What I am learning is that you can reintroduce foods that you miss the most to see how you react to them and move on down the list of favorites from there. There are some things to think about in this though. If you are going to work on reintroducing dairy start with the least offensive thing first and that would be grass fed ghee, then grass fed butter and so on down the line. 

Many people recommend starting your reintroduction with egg yolks before reintroducing the whole egg. The white of the egg is what you will more than likely have an adverse reaction to vs. the yolk. The yolk has all the nutrients and make sure there is no white on it so rinsing it under cold running water is ideal before eating it. 

How do you start reintroducing a food?

First, make the food you are planning to reintroduce. 

Second, take a few small bites. This will keep any reaction you may have to a minimum. Wait 15 minutes or so and if you do not react, then eat a little more and wait 15 minutes longer. If nothing eat a little more and then wait a couple of hours. If you have no reaction, you will want to try a regular portion of it. Eat it and enjoy it and then wait. Listen to your body over the next three days. How do you feel? Your body can take up to three days to react so pay close attention but don’t drive yourself nuts! Look for symptoms of your autoimmune disease- skin rashes, joint pain, fatigue, digestive issues, poor sleep quality, brain fog, mood issues or anything else you used to experience. If any of these show up then you know to avoid that food and you should wait for all the symptoms to go away before trying another food. 

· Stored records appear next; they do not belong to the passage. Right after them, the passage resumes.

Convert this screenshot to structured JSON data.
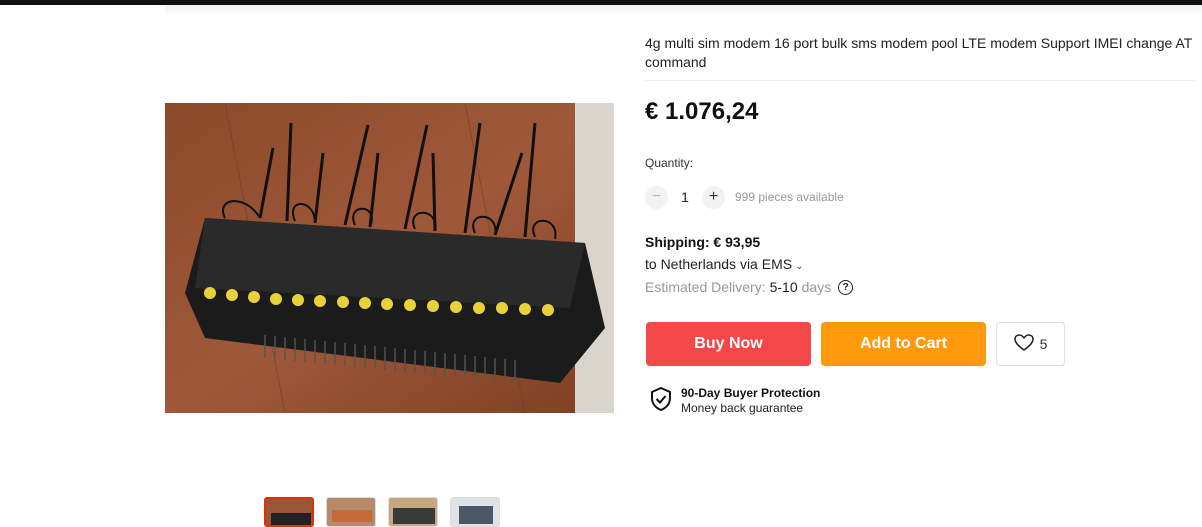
{
  "product": {
    "title": "4g multi sim modem 16 port bulk sms modem pool LTE modem Support IMEI change AT command",
    "price": "€ 1.076,24",
    "image_alt": "16 port modem pool with antennas"
  },
  "quantity": {
    "label": "Quantity:",
    "minus": "−",
    "value": "1",
    "plus": "+",
    "available": "999 pieces available"
  },
  "shipping": {
    "cost": "Shipping: € 93,95",
    "destination": "to Netherlands via EMS",
    "delivery_label": "Estimated Delivery:",
    "delivery_days": "5-10",
    "delivery_unit": "days",
    "help": "?"
  },
  "actions": {
    "buy_now": "Buy Now",
    "add_to_cart": "Add to Cart",
    "wishlist_count": "5"
  },
  "protection": {
    "title": "90-Day Buyer Protection",
    "subtitle": "Money back guarantee"
  },
  "colors": {
    "buy_now": "#f4474a",
    "add_to_cart": "#ff9a0e",
    "active_thumb": "#e62e04"
  },
  "icons": [
    "chevron-down-icon",
    "help-circle-icon",
    "heart-icon",
    "shield-check-icon"
  ]
}
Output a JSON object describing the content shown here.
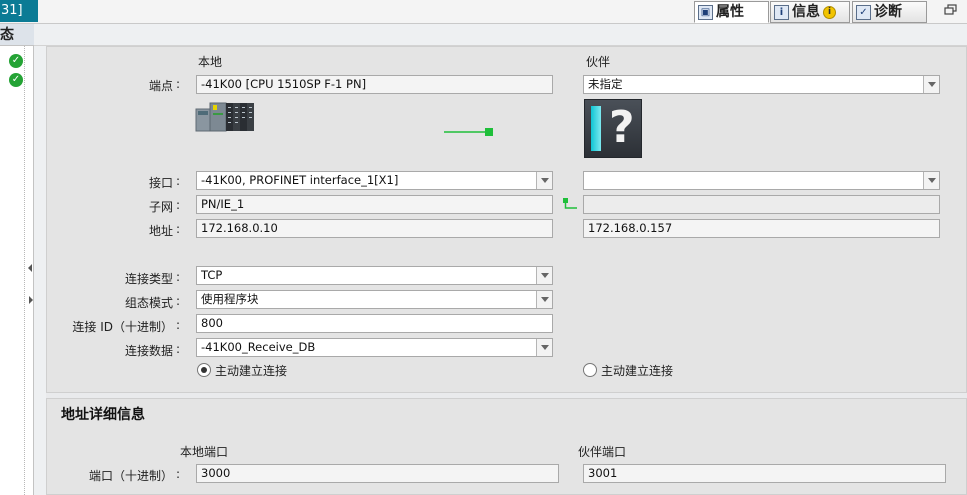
{
  "topbar": {
    "left_fragment": "31]",
    "tabs": [
      {
        "label": "属性",
        "icon": "properties-icon",
        "active": true
      },
      {
        "label": "信息",
        "icon": "info-icon",
        "active": false
      },
      {
        "label": "诊断",
        "icon": "diagnostics-icon",
        "active": false
      }
    ],
    "info_badge": "i"
  },
  "left_pane": {
    "header": "态"
  },
  "connection": {
    "col_local": "本地",
    "col_partner": "伙伴",
    "endpoint": {
      "label": "端点",
      "local": "-41K00 [CPU 1510SP F-1 PN]",
      "partner": "未指定"
    },
    "interface": {
      "label": "接口",
      "local": "-41K00, PROFINET interface_1[X1]",
      "partner": ""
    },
    "subnet": {
      "label": "子网",
      "local": "PN/IE_1",
      "partner": ""
    },
    "address": {
      "label": "地址",
      "local": "172.168.0.10",
      "partner": "172.168.0.157"
    },
    "conn_type": {
      "label": "连接类型",
      "value": "TCP"
    },
    "config_mode": {
      "label": "组态模式",
      "value": "使用程序块"
    },
    "conn_id": {
      "label": "连接 ID（十进制）",
      "value": "800"
    },
    "conn_data": {
      "label": "连接数据",
      "value": "-41K00_Receive_DB"
    },
    "active_local": {
      "label": "主动建立连接",
      "checked": true
    },
    "active_partner": {
      "label": "主动建立连接",
      "checked": false
    },
    "partner_device_glyph": "?",
    "colon": ":"
  },
  "address_details": {
    "title": "地址详细信息",
    "col_local_port": "本地端口",
    "col_partner_port": "伙伴端口",
    "port": {
      "label": "端口（十进制）",
      "local": "3000",
      "partner": "3001"
    }
  },
  "colors": {
    "accent_teal": "#0b7b95",
    "ok_green": "#24a335",
    "link_green": "#1fbf3a",
    "panel_bg": "#e4e4e4"
  }
}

If the food you tested produced no reaction, then you can go ahead and eat some of it every day for a good week and pay close attention to your body. Listen to it very carefully. A response can accumulate over this time period where it would not have been noticeable at first but after a week of eating it, you know for sure it is not something you tolerate. If your body is happy after a week then you are good to go. 

The best thing you can do for yourself and your autoimmune disease is get to know your body. This will make the reintroduction process that much smoother. You know how your body feels from day to day. If a symptom you feel is similar to how you may feel sometimes then you have to question if it is normal or a reaction. 

Personally, I have dealt with a lot of denial in even thinking I needed the autoimmune protocol. My ND at one time said I am on my own personal autoimmune protocol and frankly, that just wasn’t cutting it. Sometimes the things we love most (potatoes and tomatoes and chocolate) are just the things we need to eliminate to experience true healing.  I am in denial about reintroductions too. I am good at fooling myself or talking myself in to believing that it just couldn’t be true that chocolate or nuts might not be good for me. I am also a bit scared to reintroduce something and find out for sure that I may never be able to eat it again. The thought of never eating chocolate again ornot being able to enjoy a treat made with almond flour really sucks. 

So with that I wish you much luck on your AIP journey and your reintroductions. Please tell me in the comments what has worked for you and what you had to give up. 

Peace and Love, 

Stephanie